* [TASK STATEMENT]
Leave out the pictures and retype all the entries below exactly.

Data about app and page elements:
★ ★ ★

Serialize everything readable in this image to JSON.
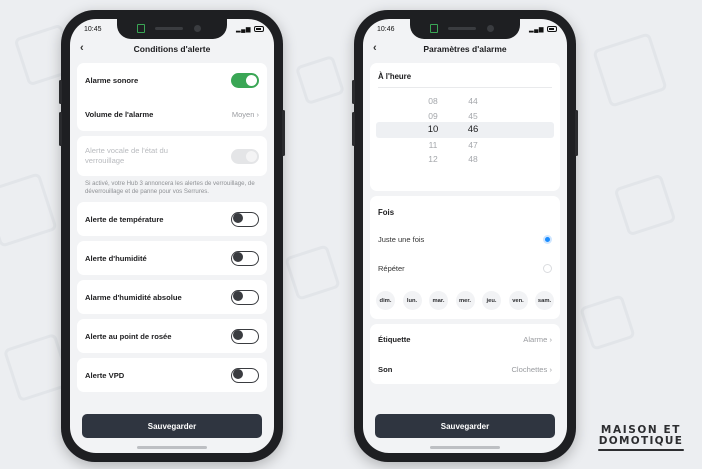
{
  "left_phone": {
    "status_time": "10:45",
    "status_right": "⁵ᴳ ☰ 74",
    "title": "Conditions d'alerte",
    "rows": [
      {
        "label": "Alarme sonore",
        "toggle": "on"
      },
      {
        "label": "Volume de l'alarme",
        "value": "Moyen"
      },
      {
        "label": "Alerte vocale de l'état du verrouillage",
        "toggle": "disabled"
      },
      {
        "label": "Alerte de température",
        "toggle": "off"
      },
      {
        "label": "Alerte d'humidité",
        "toggle": "off"
      },
      {
        "label": "Alarme d'humidité absolue",
        "toggle": "off"
      },
      {
        "label": "Alerte au point de rosée",
        "toggle": "off"
      },
      {
        "label": "Alerte VPD",
        "toggle": "off"
      }
    ],
    "note": "Si activé, votre Hub 3 annoncera les alertes de verrouillage, de déverrouillage et de panne pour vos Serrures.",
    "save": "Sauvegarder"
  },
  "right_phone": {
    "status_time": "10:46",
    "status_right": "⁵ᴳ ☰ 74",
    "title": "Paramètres d'alarme",
    "time_section": "À l'heure",
    "hours": [
      "08",
      "09",
      "10",
      "11",
      "12"
    ],
    "minutes": [
      "44",
      "45",
      "46",
      "47",
      "48"
    ],
    "selected_hour": "10",
    "selected_minute": "46",
    "repeat_section": "Fois",
    "options": [
      {
        "label": "Juste une fois",
        "selected": true
      },
      {
        "label": "Répéter",
        "selected": false
      }
    ],
    "days": [
      "dim.",
      "lun.",
      "mar.",
      "mer.",
      "jeu.",
      "ven.",
      "sam."
    ],
    "label_row": {
      "label": "Étiquette",
      "value": "Alarme"
    },
    "sound_row": {
      "label": "Son",
      "value": "Clochettes"
    },
    "save": "Sauvegarder"
  },
  "logo": {
    "line1": "MAISON ET",
    "line2": "DOMOTIQUE"
  },
  "colors": {
    "accent_green": "#3aa655",
    "radio_blue": "#1a8cff",
    "button_dark": "#2f3540"
  }
}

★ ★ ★

* [EXERCISE ANSWER]
Serialize everything readable in this image to JSON.
{
  "left_phone": {
    "status_time": "10:45",
    "status_right": "⁵ᴳ ☰ 74",
    "title": "Conditions d'alerte",
    "rows": [
      {
        "label": "Alarme sonore",
        "toggle": "on"
      },
      {
        "label": "Volume de l'alarme",
        "value": "Moyen"
      },
      {
        "label": "Alerte vocale de l'état du verrouillage",
        "toggle": "disabled"
      },
      {
        "label": "Alerte de température",
        "toggle": "off"
      },
      {
        "label": "Alerte d'humidité",
        "toggle": "off"
      },
      {
        "label": "Alarme d'humidité absolue",
        "toggle": "off"
      },
      {
        "label": "Alerte au point de rosée",
        "toggle": "off"
      },
      {
        "label": "Alerte VPD",
        "toggle": "off"
      }
    ],
    "note": "Si activé, votre Hub 3 annoncera les alertes de verrouillage, de déverrouillage et de panne pour vos Serrures.",
    "save": "Sauvegarder"
  },
  "right_phone": {
    "status_time": "10:46",
    "status_right": "⁵ᴳ ☰ 74",
    "title": "Paramètres d'alarme",
    "time_section": "À l'heure",
    "hours": [
      "08",
      "09",
      "10",
      "11",
      "12"
    ],
    "minutes": [
      "44",
      "45",
      "46",
      "47",
      "48"
    ],
    "selected_hour": "10",
    "selected_minute": "46",
    "repeat_section": "Fois",
    "options": [
      {
        "label": "Juste une fois",
        "selected": true
      },
      {
        "label": "Répéter",
        "selected": false
      }
    ],
    "days": [
      "dim.",
      "lun.",
      "mar.",
      "mer.",
      "jeu.",
      "ven.",
      "sam."
    ],
    "label_row": {
      "label": "Étiquette",
      "value": "Alarme"
    },
    "sound_row": {
      "label": "Son",
      "value": "Clochettes"
    },
    "save": "Sauvegarder"
  },
  "logo": {
    "line1": "MAISON ET",
    "line2": "DOMOTIQUE"
  },
  "colors": {
    "accent_green": "#3aa655",
    "radio_blue": "#1a8cff",
    "button_dark": "#2f3540"
  }
}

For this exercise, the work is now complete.